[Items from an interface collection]
════════
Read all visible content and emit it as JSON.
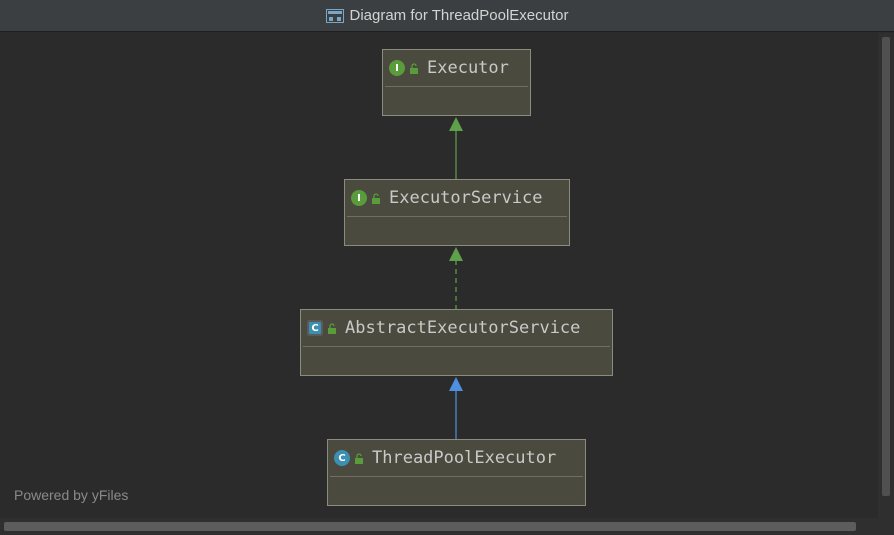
{
  "window": {
    "title": "Diagram for ThreadPoolExecutor"
  },
  "nodes": [
    {
      "name": "Executor",
      "kind": "interface",
      "kind_letter": "I"
    },
    {
      "name": "ExecutorService",
      "kind": "interface",
      "kind_letter": "I"
    },
    {
      "name": "AbstractExecutorService",
      "kind": "abstract-class",
      "kind_letter": "C"
    },
    {
      "name": "ThreadPoolExecutor",
      "kind": "class",
      "kind_letter": "C"
    }
  ],
  "edges": [
    {
      "from": "ExecutorService",
      "to": "Executor",
      "type": "extends",
      "color": "#5fa04a"
    },
    {
      "from": "AbstractExecutorService",
      "to": "ExecutorService",
      "type": "implements",
      "color": "#5fa04a"
    },
    {
      "from": "ThreadPoolExecutor",
      "to": "AbstractExecutorService",
      "type": "extends",
      "color": "#4d8fe0"
    }
  ],
  "footer": {
    "watermark": "Powered by yFiles"
  },
  "colors": {
    "background": "#2b2b2b",
    "node_fill": "#4a4a3e",
    "node_border": "#8b8b80",
    "interface_badge": "#5a9b3b",
    "class_badge": "#3c8fb0"
  }
}
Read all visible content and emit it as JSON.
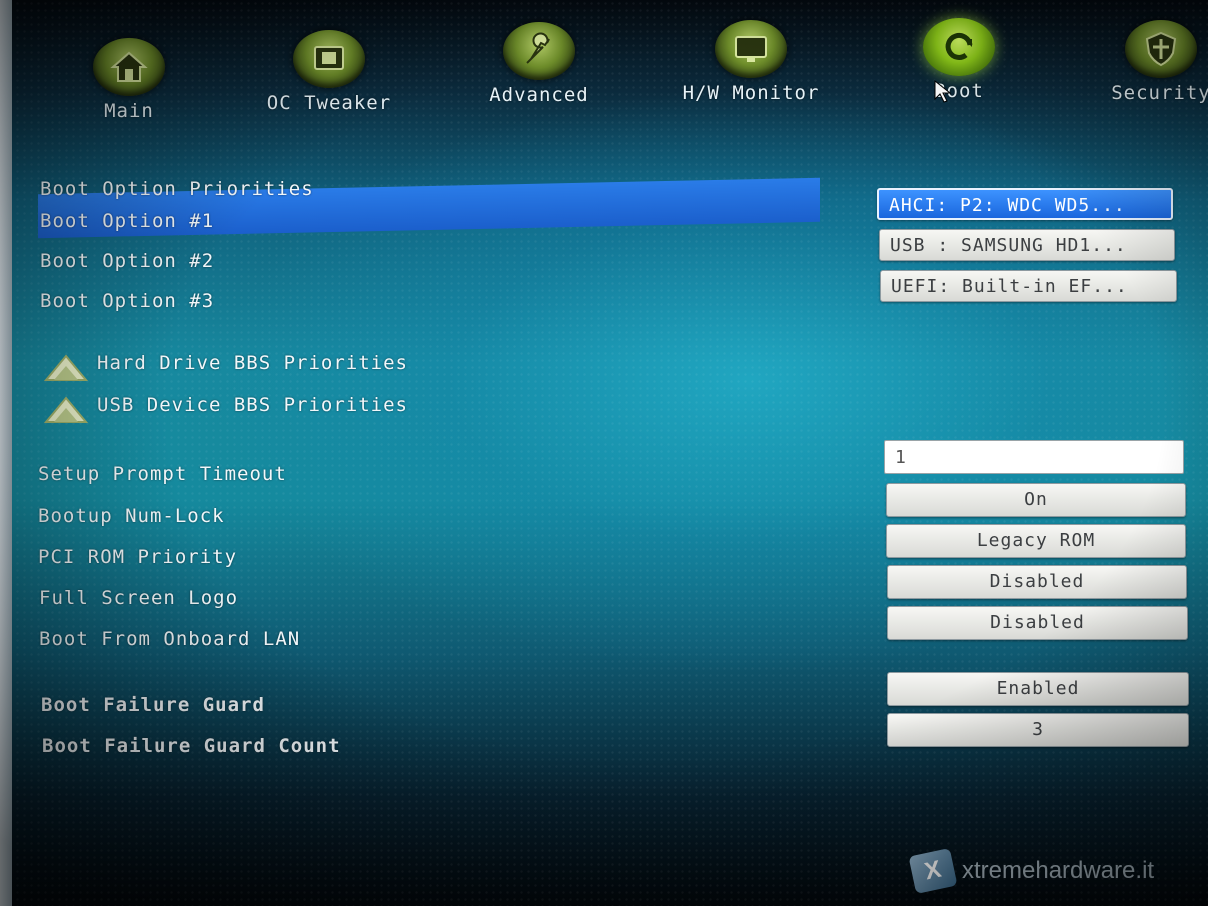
{
  "nav": {
    "tabs": [
      {
        "label": "Main",
        "icon": "home-icon"
      },
      {
        "label": "OC Tweaker",
        "icon": "monitor-chip-icon"
      },
      {
        "label": "Advanced",
        "icon": "wrench-icon"
      },
      {
        "label": "H/W Monitor",
        "icon": "monitor-icon"
      },
      {
        "label": "Boot",
        "icon": "refresh-icon"
      },
      {
        "label": "Security",
        "icon": "shield-icon"
      }
    ],
    "active": "Boot"
  },
  "boot": {
    "priorities_heading": "Boot Option Priorities",
    "options": [
      {
        "label": "Boot Option #1",
        "value": "AHCI: P2: WDC WD5..."
      },
      {
        "label": "Boot Option #2",
        "value": "USB : SAMSUNG HD1..."
      },
      {
        "label": "Boot Option #3",
        "value": "UEFI: Built-in EF..."
      }
    ],
    "submenus": [
      {
        "label": "Hard Drive BBS Priorities"
      },
      {
        "label": "USB Device BBS Priorities"
      }
    ],
    "settings": [
      {
        "label": "Setup Prompt Timeout",
        "value": "1"
      },
      {
        "label": "Bootup Num-Lock",
        "value": "On"
      },
      {
        "label": "PCI ROM Priority",
        "value": "Legacy ROM"
      },
      {
        "label": "Full Screen Logo",
        "value": "Disabled"
      },
      {
        "label": "Boot From Onboard LAN",
        "value": "Disabled"
      },
      {
        "label": "Boot Failure Guard",
        "value": "Enabled"
      },
      {
        "label": "Boot Failure Guard Count",
        "value": "3"
      }
    ]
  },
  "watermark": {
    "text": "xtremehardware.it",
    "logo_letter": "X"
  },
  "colors": {
    "highlight": "#1b5fcc",
    "icon_green": "#8fcc1a",
    "text": "#f2f7fa",
    "field_bg": "#e8e9e5"
  }
}
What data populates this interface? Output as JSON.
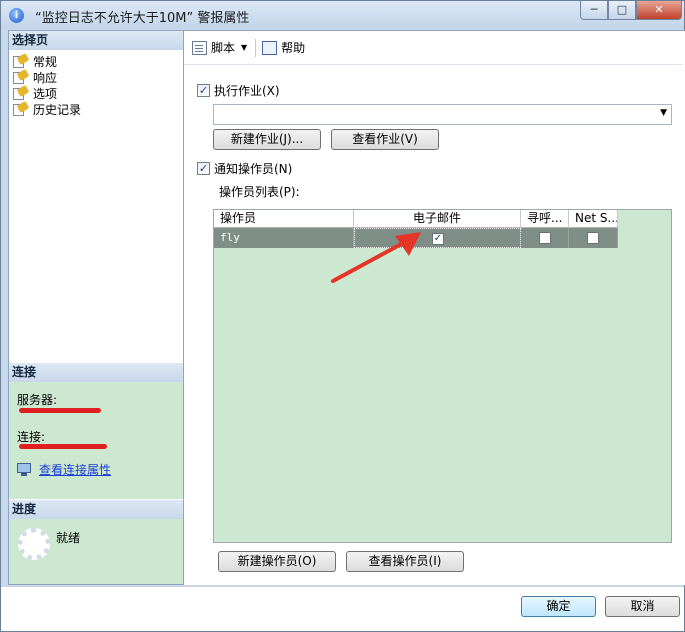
{
  "window": {
    "title": "“监控日志不允许大于10M” 警报属性",
    "icon": "info-icon",
    "minimize_glyph": "─",
    "maximize_glyph": "□",
    "close_glyph": "✕"
  },
  "left_pane": {
    "select_page_header": "选择页",
    "pages": [
      {
        "label": "常规"
      },
      {
        "label": "响应"
      },
      {
        "label": "选项"
      },
      {
        "label": "历史记录"
      }
    ],
    "connection_header": "连接",
    "server_label": "服务器:",
    "connection_label": "连接:",
    "view_connection_link": "查看连接属性",
    "progress_header": "进度",
    "progress_status": "就绪"
  },
  "toolbar": {
    "script_label": "脚本",
    "help_label": "帮助"
  },
  "form": {
    "execute_job_label": "执行作业(X)",
    "execute_job_checked": true,
    "job_combo_value": "",
    "new_job_button": "新建作业(J)...",
    "view_job_button": "查看作业(V)",
    "notify_operators_label": "通知操作员(N)",
    "notify_operators_checked": true,
    "operator_list_label": "操作员列表(P):",
    "grid": {
      "columns": [
        "操作员",
        "电子邮件",
        "寻呼...",
        "Net S..."
      ],
      "rows": [
        {
          "operator": "fly",
          "email": true,
          "pager": false,
          "net_send": false
        }
      ]
    },
    "new_operator_button": "新建操作员(O)",
    "view_operator_button": "查看操作员(I)"
  },
  "footer": {
    "ok_button": "确定",
    "cancel_button": "取消"
  },
  "colors": {
    "accent_green": "#cde8d1",
    "selected_row": "#7f8e86",
    "annotation_red": "#e53528",
    "link_blue": "#1a3dd6"
  }
}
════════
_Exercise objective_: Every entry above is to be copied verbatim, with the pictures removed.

_Written response_:
Read all visible content and emit it as JSON.
{
  "window": {
    "title": "Diagram for ThreadPoolExecutor"
  },
  "nodes": [
    {
      "name": "Executor",
      "kind": "interface",
      "kind_letter": "I"
    },
    {
      "name": "ExecutorService",
      "kind": "interface",
      "kind_letter": "I"
    },
    {
      "name": "AbstractExecutorService",
      "kind": "abstract-class",
      "kind_letter": "C"
    },
    {
      "name": "ThreadPoolExecutor",
      "kind": "class",
      "kind_letter": "C"
    }
  ],
  "edges": [
    {
      "from": "ExecutorService",
      "to": "Executor",
      "type": "extends",
      "color": "#5fa04a"
    },
    {
      "from": "AbstractExecutorService",
      "to": "ExecutorService",
      "type": "implements",
      "color": "#5fa04a"
    },
    {
      "from": "ThreadPoolExecutor",
      "to": "AbstractExecutorService",
      "type": "extends",
      "color": "#4d8fe0"
    }
  ],
  "footer": {
    "watermark": "Powered by yFiles"
  },
  "colors": {
    "background": "#2b2b2b",
    "node_fill": "#4a4a3e",
    "node_border": "#8b8b80",
    "interface_badge": "#5a9b3b",
    "class_badge": "#3c8fb0"
  }
}
Read all visible content and emit it as JSON.
{
  "nav": {
    "tabs": [
      {
        "label": "Main",
        "icon": "home-icon"
      },
      {
        "label": "OC Tweaker",
        "icon": "monitor-chip-icon"
      },
      {
        "label": "Advanced",
        "icon": "wrench-icon"
      },
      {
        "label": "H/W Monitor",
        "icon": "monitor-icon"
      },
      {
        "label": "Boot",
        "icon": "refresh-icon"
      },
      {
        "label": "Security",
        "icon": "shield-icon"
      }
    ],
    "active": "Boot"
  },
  "boot": {
    "priorities_heading": "Boot Option Priorities",
    "options": [
      {
        "label": "Boot Option #1",
        "value": "AHCI: P2: WDC WD5..."
      },
      {
        "label": "Boot Option #2",
        "value": "USB : SAMSUNG HD1..."
      },
      {
        "label": "Boot Option #3",
        "value": "UEFI: Built-in EF..."
      }
    ],
    "submenus": [
      {
        "label": "Hard Drive BBS Priorities"
      },
      {
        "label": "USB Device BBS Priorities"
      }
    ],
    "settings": [
      {
        "label": "Setup Prompt Timeout",
        "value": "1"
      },
      {
        "label": "Bootup Num-Lock",
        "value": "On"
      },
      {
        "label": "PCI ROM Priority",
        "value": "Legacy ROM"
      },
      {
        "label": "Full Screen Logo",
        "value": "Disabled"
      },
      {
        "label": "Boot From Onboard LAN",
        "value": "Disabled"
      },
      {
        "label": "Boot Failure Guard",
        "value": "Enabled"
      },
      {
        "label": "Boot Failure Guard Count",
        "value": "3"
      }
    ]
  },
  "watermark": {
    "text": "xtremehardware.it",
    "logo_letter": "X"
  },
  "colors": {
    "highlight": "#1b5fcc",
    "icon_green": "#8fcc1a",
    "text": "#f2f7fa",
    "field_bg": "#e8e9e5"
  }
}
What data populates this interface? Output as JSON.
{
  "window": {
    "title": "“监控日志不允许大于10M” 警报属性",
    "icon": "info-icon",
    "minimize_glyph": "─",
    "maximize_glyph": "□",
    "close_glyph": "✕"
  },
  "left_pane": {
    "select_page_header": "选择页",
    "pages": [
      {
        "label": "常规"
      },
      {
        "label": "响应"
      },
      {
        "label": "选项"
      },
      {
        "label": "历史记录"
      }
    ],
    "connection_header": "连接",
    "server_label": "服务器:",
    "connection_label": "连接:",
    "view_connection_link": "查看连接属性",
    "progress_header": "进度",
    "progress_status": "就绪"
  },
  "toolbar": {
    "script_label": "脚本",
    "help_label": "帮助"
  },
  "form": {
    "execute_job_label": "执行作业(X)",
    "execute_job_checked": true,
    "job_combo_value": "",
    "new_job_button": "新建作业(J)...",
    "view_job_button": "查看作业(V)",
    "notify_operators_label": "通知操作员(N)",
    "notify_operators_checked": true,
    "operator_list_label": "操作员列表(P):",
    "grid": {
      "columns": [
        "操作员",
        "电子邮件",
        "寻呼...",
        "Net S..."
      ],
      "rows": [
        {
          "operator": "fly",
          "email": true,
          "pager": false,
          "net_send": false
        }
      ]
    },
    "new_operator_button": "新建操作员(O)",
    "view_operator_button": "查看操作员(I)"
  },
  "footer": {
    "ok_button": "确定",
    "cancel_button": "取消"
  },
  "colors": {
    "accent_green": "#cde8d1",
    "selected_row": "#7f8e86",
    "annotation_red": "#e53528",
    "link_blue": "#1a3dd6"
  }
}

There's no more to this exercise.